The Feast of St John
December 27 is the feast day of Saint John the Evangelist, the son of Zebedee, companion of Jesus and reputed author of the Fourth Gospel. In the Middle Ages the day was marked by a blessing of the wine, derived from the legend that John had drunk poisoned wine and not been harmed. As Barnaby Googe in the sixteenth century related:
Nexte John, the sonne of Zebedee
hath his appointed day,
Who once by cruell tyraunts will,
constrayned was they say
Strong poison up to drinke, therefore
the papistes doe beleeve
That whoso puts their trust in him,
no poyson them can greeve.
The wine beside that halowed is
in worship of his name,
The prestes doe give the people
that bring money for the same.
And after with the self same wine
are little manchets made
Agaynst the boysterous winter stormes
and sundrie such like trade.
The men upon this solemne day
do take this holy wine
To make them strong. So do the maydes
to make them faire and fine.

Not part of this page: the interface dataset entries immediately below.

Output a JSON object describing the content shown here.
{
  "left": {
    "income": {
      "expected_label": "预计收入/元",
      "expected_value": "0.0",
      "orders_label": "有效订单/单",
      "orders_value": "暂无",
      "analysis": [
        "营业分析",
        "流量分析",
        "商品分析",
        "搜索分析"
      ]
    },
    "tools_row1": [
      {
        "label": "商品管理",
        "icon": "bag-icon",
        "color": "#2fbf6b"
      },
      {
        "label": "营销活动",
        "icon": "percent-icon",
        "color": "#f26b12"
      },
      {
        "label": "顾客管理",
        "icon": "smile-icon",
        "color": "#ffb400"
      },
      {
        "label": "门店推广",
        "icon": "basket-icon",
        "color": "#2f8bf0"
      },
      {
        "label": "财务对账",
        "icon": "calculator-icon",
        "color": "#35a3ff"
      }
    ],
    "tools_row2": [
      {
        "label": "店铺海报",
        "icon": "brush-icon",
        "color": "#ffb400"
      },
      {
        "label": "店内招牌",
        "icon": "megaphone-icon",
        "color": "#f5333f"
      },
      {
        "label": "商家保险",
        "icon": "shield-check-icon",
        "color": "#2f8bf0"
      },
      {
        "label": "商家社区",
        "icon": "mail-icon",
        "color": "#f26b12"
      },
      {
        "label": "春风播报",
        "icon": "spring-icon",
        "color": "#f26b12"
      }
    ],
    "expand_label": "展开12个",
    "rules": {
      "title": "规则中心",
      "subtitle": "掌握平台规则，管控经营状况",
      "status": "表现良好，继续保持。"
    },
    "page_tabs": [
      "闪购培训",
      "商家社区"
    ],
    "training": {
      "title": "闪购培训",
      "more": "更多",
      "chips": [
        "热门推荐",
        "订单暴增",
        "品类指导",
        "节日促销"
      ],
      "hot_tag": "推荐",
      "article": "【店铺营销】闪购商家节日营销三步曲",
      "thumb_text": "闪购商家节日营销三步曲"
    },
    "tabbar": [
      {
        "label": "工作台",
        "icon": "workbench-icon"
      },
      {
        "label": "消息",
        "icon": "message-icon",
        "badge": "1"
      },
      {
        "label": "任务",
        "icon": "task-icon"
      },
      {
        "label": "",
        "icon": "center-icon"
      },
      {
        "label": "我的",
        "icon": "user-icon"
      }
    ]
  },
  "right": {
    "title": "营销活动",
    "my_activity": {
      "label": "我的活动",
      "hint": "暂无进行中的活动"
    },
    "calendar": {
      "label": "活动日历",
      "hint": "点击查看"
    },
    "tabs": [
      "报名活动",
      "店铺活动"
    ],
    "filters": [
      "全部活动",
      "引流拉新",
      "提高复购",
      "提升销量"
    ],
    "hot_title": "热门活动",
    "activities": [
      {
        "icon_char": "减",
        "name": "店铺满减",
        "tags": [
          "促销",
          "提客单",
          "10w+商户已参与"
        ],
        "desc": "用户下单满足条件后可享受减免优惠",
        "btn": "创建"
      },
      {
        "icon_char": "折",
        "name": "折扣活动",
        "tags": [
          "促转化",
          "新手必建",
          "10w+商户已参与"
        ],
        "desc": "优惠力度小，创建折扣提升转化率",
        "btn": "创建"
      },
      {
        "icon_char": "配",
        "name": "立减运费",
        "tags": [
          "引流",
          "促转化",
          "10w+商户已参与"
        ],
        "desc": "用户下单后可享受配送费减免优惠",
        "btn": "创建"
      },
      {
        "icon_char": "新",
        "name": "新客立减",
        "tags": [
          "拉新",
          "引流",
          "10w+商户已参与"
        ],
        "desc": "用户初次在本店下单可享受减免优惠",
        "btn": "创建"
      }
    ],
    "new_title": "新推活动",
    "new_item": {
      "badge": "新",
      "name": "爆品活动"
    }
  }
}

It was also a custom for people to bring wine or cider to the church on December 27 to be blessed and then to take this liquor home to be poured back in the barrels. This “St. John’s Wine” was considered a protection for travellers setting out on a journey or for those near death. Because the gospel of John proclaims Jesus as the light of the world, a German custom allowed children named John or Joan to be the first to light the Advent candle.